Mobility is a critical factor for seniors to maintain their overall wellness and independence. However, for many older adults, preserving a full range of motion is no picnic. This is because muscles and joints weaken and range of movement deteriorates as we age. Slowing down our daily routines and actions to avoid injuries might seem like the logical solution.
Unfortunately, the old saying, “If you don’t use it, you lose it,” rings true. When the body is primarily inactive, it gets weaker. Muscles start to shrink, and basic movements become nearly impossible, not to mention joint pain can be amplified. At this point, many seniors turn to prescriptions or assistive medical equipment for help. Methods like these just put a band-aid over a much deeper problem.
Fortunately, there is a solution that is both proactive and gentle for seniors looking for alternatives: stretching exercises. Consider incorporating stretching into your daily routine for its many health benefits. Some perks of daily stretching include development and maintenance of strength, improving flexibility, and increased circulation and blood flow, to provide a higher quality of life and healthy aging.
If you’re not sure where to start here are five stretches that every senior should know.
1. Neck Side Stretch
This is a simple stretch that’s perfect for the morning. The neck side stretch loosens tension in your neck and the tops of your shoulders. If you're experiencing any pain or discomfort from sleeping in the wrong position, you'll find this handy.
Start by sitting tall in a chair. Gently lean your head to the right as if trying to touch your ear to your shoulder. Then transition back to its regular position, and lean downwards. Finally, from the center position, gently lean your head to the left. For a more intense stretch try lifting your right arm up and over your head, resting your palm gently on the left side. Gently pull your head to the right. If you find that to be too much, try resting your hand on your head. Remember to hold for 20 to 30 seconds, then repeat on the other side.
2. Shoulder and Upper Back Stretch
If you've ever had a stiff back, you know how debilitating it can be. The culprit behind this pain is most likely sitting for too long. Sitting can make your shoulders and upper back round forward. Over time, it can be hard to stand up straight, since the muscles are so used to being in a hunched position. This stretch is great for loosening up the muscles and improving spinal flexibility, both of which can help you stand straight.
Begin by standing tall with arms near your sides. Reach behind you with both hands, pull your shoulders back, and interlock your fingers. If you feel a stretch already, hold it there. To intensify this stretch, push your interlocked hands away from your lower back and gently arch backward. Then return to standing tall and repeat.
3. Bent Arm Wall Stretch
A significant portion of what we do in life is in front of us, so it’s common for our chest to be stronger and tighter. However, over time the tightness in our chest can be restricting and impede on your daily activities. One cause of over tightened chest muscles is poor posture. By lengthening these muscles, you can improve your posture. This stretch focuses on one chest muscle at a time.
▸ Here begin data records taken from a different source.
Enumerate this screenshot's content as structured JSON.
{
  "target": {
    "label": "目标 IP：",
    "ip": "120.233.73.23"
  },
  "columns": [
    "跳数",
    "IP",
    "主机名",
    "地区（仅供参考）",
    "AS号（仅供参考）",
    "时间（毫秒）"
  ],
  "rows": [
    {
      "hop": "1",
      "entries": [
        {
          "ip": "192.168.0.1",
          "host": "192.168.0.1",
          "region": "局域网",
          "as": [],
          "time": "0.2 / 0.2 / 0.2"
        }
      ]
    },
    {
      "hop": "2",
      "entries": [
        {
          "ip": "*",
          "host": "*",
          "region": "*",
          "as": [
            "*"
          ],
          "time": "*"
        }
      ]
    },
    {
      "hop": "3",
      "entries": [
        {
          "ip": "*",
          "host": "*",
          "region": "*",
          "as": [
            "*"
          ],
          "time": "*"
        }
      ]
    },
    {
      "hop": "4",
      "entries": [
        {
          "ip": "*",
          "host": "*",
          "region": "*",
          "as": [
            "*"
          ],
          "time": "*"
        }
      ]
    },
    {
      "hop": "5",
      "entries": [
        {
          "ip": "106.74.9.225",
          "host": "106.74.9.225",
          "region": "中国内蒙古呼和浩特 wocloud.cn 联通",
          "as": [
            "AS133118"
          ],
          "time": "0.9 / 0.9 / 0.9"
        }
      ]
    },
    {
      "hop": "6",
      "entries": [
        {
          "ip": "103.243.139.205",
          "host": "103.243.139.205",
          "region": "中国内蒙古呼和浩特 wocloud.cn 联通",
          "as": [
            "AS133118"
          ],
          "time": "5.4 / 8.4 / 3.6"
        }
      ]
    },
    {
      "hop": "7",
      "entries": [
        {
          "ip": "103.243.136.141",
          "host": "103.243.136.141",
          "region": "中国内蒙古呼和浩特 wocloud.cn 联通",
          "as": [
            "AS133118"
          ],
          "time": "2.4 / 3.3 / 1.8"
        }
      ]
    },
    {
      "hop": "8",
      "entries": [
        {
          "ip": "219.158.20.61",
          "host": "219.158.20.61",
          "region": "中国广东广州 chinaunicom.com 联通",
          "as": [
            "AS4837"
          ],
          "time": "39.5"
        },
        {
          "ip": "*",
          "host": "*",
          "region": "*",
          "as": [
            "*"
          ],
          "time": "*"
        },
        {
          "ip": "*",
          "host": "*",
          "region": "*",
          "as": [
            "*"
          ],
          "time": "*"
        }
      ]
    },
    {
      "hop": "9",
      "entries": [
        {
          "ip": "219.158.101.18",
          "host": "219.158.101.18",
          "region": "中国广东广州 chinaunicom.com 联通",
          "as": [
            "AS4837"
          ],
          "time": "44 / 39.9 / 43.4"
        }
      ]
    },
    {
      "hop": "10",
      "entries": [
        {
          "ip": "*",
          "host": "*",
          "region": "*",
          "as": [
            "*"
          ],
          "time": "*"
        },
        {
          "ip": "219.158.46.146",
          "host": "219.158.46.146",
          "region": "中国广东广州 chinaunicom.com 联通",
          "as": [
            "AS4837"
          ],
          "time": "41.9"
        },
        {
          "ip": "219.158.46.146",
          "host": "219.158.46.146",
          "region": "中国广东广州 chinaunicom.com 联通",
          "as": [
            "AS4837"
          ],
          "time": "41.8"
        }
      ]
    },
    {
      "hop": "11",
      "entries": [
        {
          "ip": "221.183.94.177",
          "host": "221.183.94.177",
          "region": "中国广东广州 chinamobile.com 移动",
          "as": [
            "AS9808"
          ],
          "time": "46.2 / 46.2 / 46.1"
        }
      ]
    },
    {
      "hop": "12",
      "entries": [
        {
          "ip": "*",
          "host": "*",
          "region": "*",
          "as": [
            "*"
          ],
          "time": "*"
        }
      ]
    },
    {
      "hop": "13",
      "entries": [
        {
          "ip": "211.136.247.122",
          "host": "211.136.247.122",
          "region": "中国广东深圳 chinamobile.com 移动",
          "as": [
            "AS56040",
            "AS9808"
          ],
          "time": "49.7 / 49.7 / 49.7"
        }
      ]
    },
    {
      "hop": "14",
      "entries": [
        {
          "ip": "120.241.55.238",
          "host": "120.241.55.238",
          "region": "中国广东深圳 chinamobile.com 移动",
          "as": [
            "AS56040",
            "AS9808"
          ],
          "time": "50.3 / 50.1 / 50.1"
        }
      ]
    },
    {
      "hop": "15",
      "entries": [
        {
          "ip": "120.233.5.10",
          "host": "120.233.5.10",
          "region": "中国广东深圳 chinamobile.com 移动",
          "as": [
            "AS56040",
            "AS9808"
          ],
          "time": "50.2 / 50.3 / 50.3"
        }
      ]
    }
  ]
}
Being in a split stance, which means the left leg on the front and right leg on the back, and stand at the end of a wall or in a doorway. Then bring your right arm up to shoulder height and position the palm and inside of the arm on the wall surface or doorway. Your arm should look like a goal post. Finally, gently press the chest through the open space to feel the stretch.
Moving the arm higher or lower will allow you to stretch various sections of the chest. Remember to repeat the action on your other side.
4. Hamstring and Low Back Stretch
This gentle stretch targets the lower back and hamstrings. Prolonged sitting or poor posture usually cause tightness in the lower back and hamstrings.
For this stretch start by lying face-up on your bed or floor. Bend your right leg and slowly move it toward your chest. Remember to keep your shoulders flat on the floor as you reach your arms around your right knee and pull it toward you. You should feel a stretch through your low back, glutes, and hamstring. For this stretch, make sure to hold for 30 seconds, and then repeat on your opposite leg.
5. Ankle Circles Stretch
Usually, you wouldn’t think to stretch your ankles, but it’s a crucial part of your body to keep in mind. Maintaining the flexibility in your ankles can be the difference in your ability to walk. For example, a stiff ankle can make it easier to have a fall by throwing off your balance. This is another simple stretch that can be done in a sitting position.
Start by finding a chair to sit in, and remember to sit up tall. Extend your right leg out in front of you, while keeping the other on the floor. Begin by rotating your right ankle; 10 to 20 rotations clockwise and 10 to 20 counter-clockwise. Then lower your leg and repeat on your opposite leg.
Stretching may seem like a simple solution, but it’s a great way to listen to what your body needs. The majority of stretches talked about today can be adjusted to accommodate different levels of flexibility. When you work with your body instead of against it you can expect continuous improvement with results that last.